Task statement
Look through the records below and collect all lines that hold the string "right".
── Data for this exercise ──
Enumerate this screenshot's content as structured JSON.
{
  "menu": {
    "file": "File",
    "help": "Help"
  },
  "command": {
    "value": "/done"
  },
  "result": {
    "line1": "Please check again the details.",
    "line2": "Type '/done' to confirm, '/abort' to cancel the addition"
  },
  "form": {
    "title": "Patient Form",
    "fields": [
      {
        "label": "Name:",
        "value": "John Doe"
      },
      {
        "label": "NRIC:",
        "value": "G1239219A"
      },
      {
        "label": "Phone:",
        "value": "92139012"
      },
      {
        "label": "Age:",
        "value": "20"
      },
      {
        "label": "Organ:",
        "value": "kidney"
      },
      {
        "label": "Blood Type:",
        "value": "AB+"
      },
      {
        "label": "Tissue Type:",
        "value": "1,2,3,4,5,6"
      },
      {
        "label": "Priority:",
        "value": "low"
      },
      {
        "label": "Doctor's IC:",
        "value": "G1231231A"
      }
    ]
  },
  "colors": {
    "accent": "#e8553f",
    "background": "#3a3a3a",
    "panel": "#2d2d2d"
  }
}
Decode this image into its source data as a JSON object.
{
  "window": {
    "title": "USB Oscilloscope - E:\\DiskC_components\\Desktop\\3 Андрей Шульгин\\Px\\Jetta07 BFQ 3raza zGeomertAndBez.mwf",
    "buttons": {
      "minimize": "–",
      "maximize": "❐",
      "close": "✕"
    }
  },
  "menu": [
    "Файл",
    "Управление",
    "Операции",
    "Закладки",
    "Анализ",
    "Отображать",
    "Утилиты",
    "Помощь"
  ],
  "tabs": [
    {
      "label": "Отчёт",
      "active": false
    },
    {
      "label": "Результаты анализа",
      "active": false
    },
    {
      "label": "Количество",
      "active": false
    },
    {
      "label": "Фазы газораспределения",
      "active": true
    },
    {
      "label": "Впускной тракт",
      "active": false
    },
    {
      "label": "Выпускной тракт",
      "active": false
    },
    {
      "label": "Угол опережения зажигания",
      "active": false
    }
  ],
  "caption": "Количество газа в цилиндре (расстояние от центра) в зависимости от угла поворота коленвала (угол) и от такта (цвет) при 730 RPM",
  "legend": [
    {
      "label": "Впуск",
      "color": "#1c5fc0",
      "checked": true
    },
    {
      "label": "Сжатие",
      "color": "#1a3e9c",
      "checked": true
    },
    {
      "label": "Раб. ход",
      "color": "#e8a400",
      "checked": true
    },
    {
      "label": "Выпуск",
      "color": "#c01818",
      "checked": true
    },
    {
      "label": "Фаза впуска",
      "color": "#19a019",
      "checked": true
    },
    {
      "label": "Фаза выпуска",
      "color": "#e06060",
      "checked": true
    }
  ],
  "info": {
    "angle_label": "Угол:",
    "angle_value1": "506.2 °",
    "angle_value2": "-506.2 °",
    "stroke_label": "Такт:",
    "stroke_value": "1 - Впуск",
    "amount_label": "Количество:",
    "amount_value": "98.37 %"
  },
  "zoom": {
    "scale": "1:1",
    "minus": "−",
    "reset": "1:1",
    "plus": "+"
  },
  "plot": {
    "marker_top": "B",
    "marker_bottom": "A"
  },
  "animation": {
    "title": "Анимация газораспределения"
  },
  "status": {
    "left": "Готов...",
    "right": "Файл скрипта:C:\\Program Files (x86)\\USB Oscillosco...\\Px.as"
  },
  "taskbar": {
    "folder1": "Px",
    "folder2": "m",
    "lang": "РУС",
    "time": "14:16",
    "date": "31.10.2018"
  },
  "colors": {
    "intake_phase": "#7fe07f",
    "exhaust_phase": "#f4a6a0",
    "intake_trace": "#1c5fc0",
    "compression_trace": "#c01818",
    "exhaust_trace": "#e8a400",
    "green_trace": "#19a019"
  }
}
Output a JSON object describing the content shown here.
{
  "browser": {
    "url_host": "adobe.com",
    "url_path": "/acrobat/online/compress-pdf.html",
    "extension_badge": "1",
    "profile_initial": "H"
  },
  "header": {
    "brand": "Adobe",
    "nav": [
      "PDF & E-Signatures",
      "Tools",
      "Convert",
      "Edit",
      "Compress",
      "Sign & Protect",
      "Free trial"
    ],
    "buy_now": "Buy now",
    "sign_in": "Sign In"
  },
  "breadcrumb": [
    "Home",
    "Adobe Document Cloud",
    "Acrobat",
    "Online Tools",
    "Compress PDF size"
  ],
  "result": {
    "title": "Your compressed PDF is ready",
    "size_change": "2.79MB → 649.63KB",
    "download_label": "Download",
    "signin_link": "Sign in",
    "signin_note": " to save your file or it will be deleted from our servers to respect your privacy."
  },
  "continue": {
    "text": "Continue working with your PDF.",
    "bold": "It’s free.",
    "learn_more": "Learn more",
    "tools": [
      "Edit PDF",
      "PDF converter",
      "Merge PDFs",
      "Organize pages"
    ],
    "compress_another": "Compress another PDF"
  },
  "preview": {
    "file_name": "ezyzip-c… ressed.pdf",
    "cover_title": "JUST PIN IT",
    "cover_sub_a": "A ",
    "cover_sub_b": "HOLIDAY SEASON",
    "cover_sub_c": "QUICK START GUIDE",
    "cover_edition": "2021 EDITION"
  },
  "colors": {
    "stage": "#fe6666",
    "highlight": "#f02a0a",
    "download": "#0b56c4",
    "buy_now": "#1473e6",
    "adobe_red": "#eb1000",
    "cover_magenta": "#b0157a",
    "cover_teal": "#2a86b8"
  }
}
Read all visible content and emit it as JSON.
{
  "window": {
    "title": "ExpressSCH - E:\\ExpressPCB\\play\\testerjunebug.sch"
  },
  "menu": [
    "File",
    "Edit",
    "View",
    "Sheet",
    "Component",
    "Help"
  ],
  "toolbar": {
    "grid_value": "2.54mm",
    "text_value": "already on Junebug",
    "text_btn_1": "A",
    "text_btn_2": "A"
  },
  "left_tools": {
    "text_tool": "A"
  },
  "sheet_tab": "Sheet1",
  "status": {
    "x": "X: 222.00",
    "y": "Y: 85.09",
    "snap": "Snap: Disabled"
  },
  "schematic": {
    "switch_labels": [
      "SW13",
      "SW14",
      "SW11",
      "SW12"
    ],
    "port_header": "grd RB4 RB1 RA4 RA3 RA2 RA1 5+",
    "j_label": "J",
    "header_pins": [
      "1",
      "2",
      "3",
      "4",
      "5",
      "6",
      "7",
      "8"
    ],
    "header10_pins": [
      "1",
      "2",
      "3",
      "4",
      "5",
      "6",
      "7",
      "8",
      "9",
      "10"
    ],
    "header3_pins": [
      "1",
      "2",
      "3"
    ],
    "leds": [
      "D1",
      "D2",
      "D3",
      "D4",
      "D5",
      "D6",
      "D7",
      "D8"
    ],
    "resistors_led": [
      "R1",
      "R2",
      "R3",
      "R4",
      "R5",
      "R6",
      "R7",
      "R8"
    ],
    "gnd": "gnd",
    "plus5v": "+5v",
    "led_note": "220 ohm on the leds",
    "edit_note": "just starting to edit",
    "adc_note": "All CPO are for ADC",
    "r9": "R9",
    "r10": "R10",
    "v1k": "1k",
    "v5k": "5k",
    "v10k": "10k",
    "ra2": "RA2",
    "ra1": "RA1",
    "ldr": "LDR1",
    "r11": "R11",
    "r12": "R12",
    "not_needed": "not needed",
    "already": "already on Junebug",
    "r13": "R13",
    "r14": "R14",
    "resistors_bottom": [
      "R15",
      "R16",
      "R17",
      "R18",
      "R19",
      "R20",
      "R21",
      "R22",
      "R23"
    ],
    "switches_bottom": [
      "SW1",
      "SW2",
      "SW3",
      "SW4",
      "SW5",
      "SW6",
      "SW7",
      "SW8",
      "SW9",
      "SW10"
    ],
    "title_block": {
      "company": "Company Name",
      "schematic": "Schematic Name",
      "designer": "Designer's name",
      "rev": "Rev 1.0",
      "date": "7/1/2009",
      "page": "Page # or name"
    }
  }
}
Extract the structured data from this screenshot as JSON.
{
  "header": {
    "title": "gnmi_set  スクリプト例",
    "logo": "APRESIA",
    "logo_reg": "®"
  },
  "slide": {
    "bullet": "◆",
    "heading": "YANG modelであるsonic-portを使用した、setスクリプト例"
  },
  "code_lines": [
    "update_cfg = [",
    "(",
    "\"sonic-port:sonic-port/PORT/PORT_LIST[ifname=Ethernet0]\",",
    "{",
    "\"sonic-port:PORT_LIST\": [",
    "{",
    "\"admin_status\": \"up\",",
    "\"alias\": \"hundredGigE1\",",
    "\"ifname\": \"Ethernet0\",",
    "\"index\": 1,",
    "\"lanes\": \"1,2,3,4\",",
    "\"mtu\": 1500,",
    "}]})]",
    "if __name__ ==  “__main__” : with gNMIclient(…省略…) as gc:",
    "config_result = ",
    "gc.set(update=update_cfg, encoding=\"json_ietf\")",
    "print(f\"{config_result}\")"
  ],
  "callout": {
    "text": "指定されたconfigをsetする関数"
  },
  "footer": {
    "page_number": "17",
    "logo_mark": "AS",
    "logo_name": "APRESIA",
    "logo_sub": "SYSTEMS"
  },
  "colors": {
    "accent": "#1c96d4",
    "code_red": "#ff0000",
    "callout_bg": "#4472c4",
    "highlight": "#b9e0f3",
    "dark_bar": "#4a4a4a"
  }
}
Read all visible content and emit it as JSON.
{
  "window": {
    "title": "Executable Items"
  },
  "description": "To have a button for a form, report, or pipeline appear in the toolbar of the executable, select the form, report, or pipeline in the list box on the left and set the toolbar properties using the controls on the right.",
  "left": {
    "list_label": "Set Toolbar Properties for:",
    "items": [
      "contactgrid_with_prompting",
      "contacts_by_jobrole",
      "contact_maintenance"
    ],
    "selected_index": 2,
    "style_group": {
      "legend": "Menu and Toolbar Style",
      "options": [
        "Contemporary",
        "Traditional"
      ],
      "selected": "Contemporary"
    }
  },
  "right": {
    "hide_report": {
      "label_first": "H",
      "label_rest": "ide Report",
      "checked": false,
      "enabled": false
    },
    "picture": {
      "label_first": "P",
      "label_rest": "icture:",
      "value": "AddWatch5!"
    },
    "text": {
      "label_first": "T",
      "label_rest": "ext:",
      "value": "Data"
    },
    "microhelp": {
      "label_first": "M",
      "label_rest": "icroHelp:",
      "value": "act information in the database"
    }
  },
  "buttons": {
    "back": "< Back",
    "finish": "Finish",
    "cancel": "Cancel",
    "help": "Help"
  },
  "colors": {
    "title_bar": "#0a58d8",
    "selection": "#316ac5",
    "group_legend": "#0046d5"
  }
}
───
Task output
    "right": "Файл скрипта:C:\\Program Files (x86)\\USB Oscillosco...\\Px.as"
  "description": "To have a button for a form, report, or pipeline appear in the toolbar of the executable, select the form, report, or pipeline in the list box on the left and set the toolbar properties using the controls on the right.",
  "right": {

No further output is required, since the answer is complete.